One of the things that I advocate when it comes to learning new technologies is to find a use for it that interests you. Typically, that means find a problem you need to solve as I have said here:
I used this approach to learn about Azure many years ago as I detailed here:
I continue to try all sorts of things in Office 365 and Azure but I thought I’d share this experience of using Azure to mine cryptocurrencies.
Warning, warning, spoiler alert – it isn’t profitable from what I can see to use Azure to do cryptocurrency mining. In 24 hours I managed to mine $8 and it cost me $50 in Azure credits. Not a good ROI, however what I learning during that same period was huge.
My aim was to determine how well Azure IaaS faired when it came to mining and what was the optimal family of VMs to use. I settled on using Minergate as the software to do the actual mining. Yes, there are better options when it comes to mining software but Minergate is free, is a simple install and can be set up in a few minutes. Minergate allows you to mine multiple coins, but for this experiment I stuck to just trying to mine Monero.
I then proceeded to run up various Azure VMs, install the Minergate software and complete a benchmark. I then set the machine to mining and looked at the Hashes/sec as a second data point.
You can see the results from the table above. The winner was the NC12 VM, even though it was the most expensive to run per minute.
So why do I have two entries for NC12 machines in the table above and why are the results so different? Interestingly, when you run an N series VM in Azure it doesn’t include the drivers for the GPUs. Thus, without installing the drivers you get a plain old CPU server. You’ll find the GPU drivers here:
Set up GPU drivers for N-series VMs running Windows Server
As you can see from the above table, with the GPU drivers loaded the benchmark jumps 3x fold!
Obviously, the more CPUs and GPUs you throw at crypto mining the better results you are going to get and that’s why I reckon the DS5_V2 promo machine is also a good option. The downside here is that the promo pricing won’t last forever in this machine. If the pricing goes up, then it will become less economic to mine.
All in all an interesting experiment and learning experience for me. I will continue to fiddle with crypto mining on Azure down the track and try stuff like using Linux instead of Windows as the OS and maybe look at some clustering options. However, my personal take away is that crypto mining on Azure isn’t economically viable and given that Azure rolls up costs like electricity into a single per hour cost, I don’t see how it can work economically for an individual if they use their own on premises hardware.

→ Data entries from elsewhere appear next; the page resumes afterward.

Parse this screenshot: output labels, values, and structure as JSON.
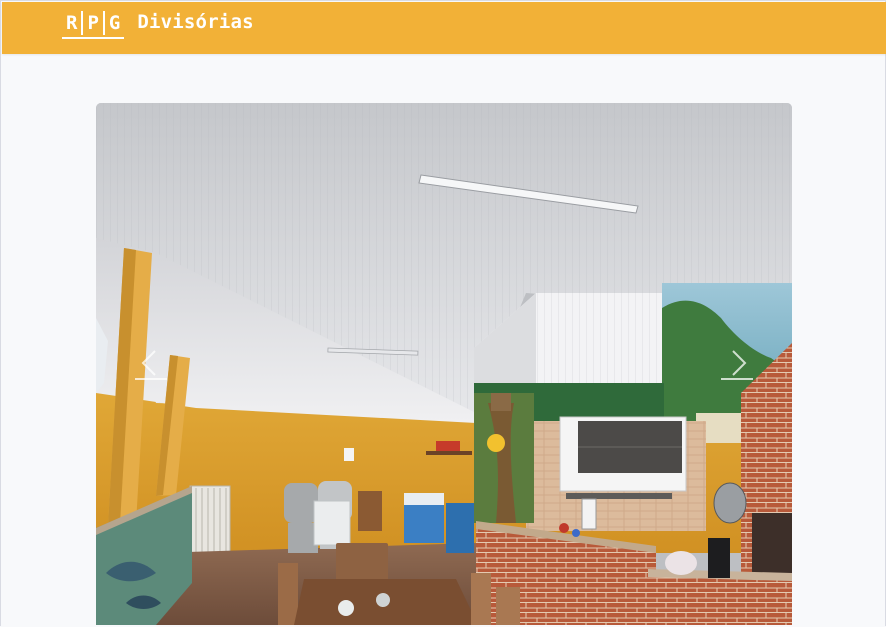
{
  "header": {
    "logo_letters": [
      "R",
      "P",
      "G"
    ],
    "brand_name": "Divisórias",
    "background_color": "#f2b137"
  },
  "carousel": {
    "previous_icon": "chevron-left-icon",
    "next_icon": "chevron-right-icon"
  }
}
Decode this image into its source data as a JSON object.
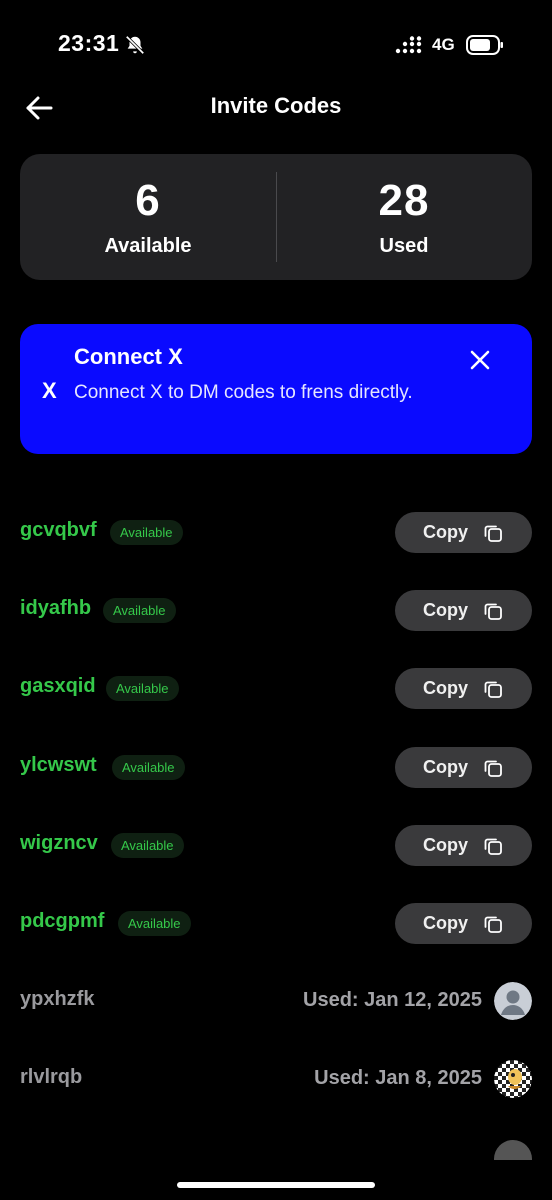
{
  "status_bar": {
    "time": "23:31",
    "network": "4G"
  },
  "header": {
    "title": "Invite Codes"
  },
  "stats": {
    "available_count": "6",
    "available_label": "Available",
    "used_count": "28",
    "used_label": "Used"
  },
  "banner": {
    "icon": "X",
    "title": "Connect X",
    "description": "Connect X to DM codes to frens directly.",
    "color": "#0a0aff"
  },
  "colors": {
    "available_green": "#35c84a",
    "card_bg": "#222224",
    "button_bg": "#3a3a3c"
  },
  "codes": [
    {
      "code": "gcvqbvf",
      "status": "Available",
      "copy_label": "Copy"
    },
    {
      "code": "idyafhb",
      "status": "Available",
      "copy_label": "Copy"
    },
    {
      "code": "gasxqid",
      "status": "Available",
      "copy_label": "Copy"
    },
    {
      "code": "ylcwswt",
      "status": "Available",
      "copy_label": "Copy"
    },
    {
      "code": "wigzncv",
      "status": "Available",
      "copy_label": "Copy"
    },
    {
      "code": "pdcgpmf",
      "status": "Available",
      "copy_label": "Copy"
    }
  ],
  "used_codes": [
    {
      "code": "ypxhzfk",
      "used_text": "Used: Jan 12, 2025",
      "avatar": "default-avatar"
    },
    {
      "code": "rlvlrqb",
      "used_text": "Used: Jan 8, 2025",
      "avatar": "nft-avatar"
    }
  ]
}
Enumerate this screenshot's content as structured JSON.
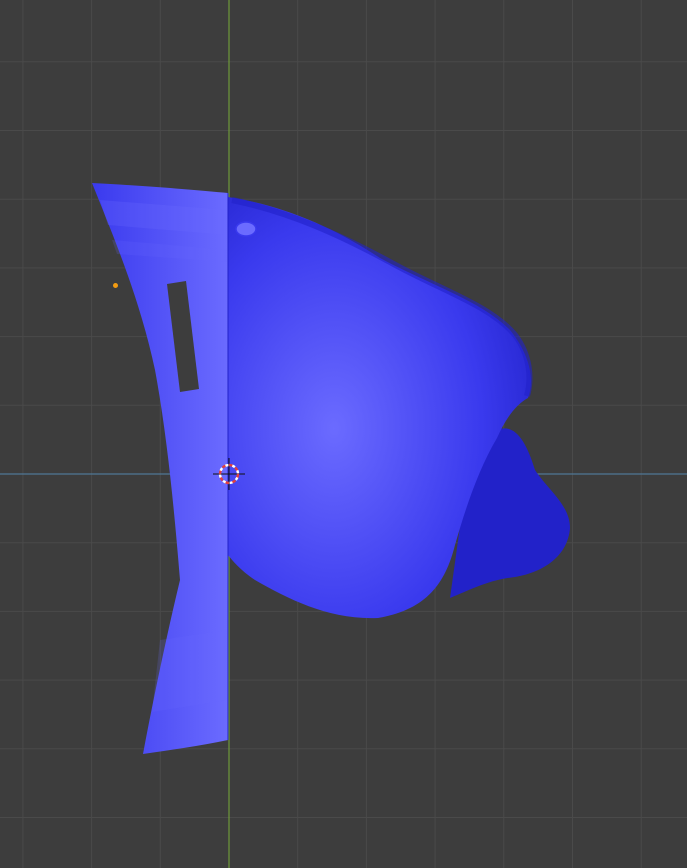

I’m sure some people do make money mining crypto at home but, at this point, I can’t see how it can truly be profitable.
Another Azure activity I saw in action was the Security Center which flagged Minergate as malware on my VMs. I’ll now sit down and start playing with this more.
Azure, always interesting but for crypto mining not really profitable (yet!).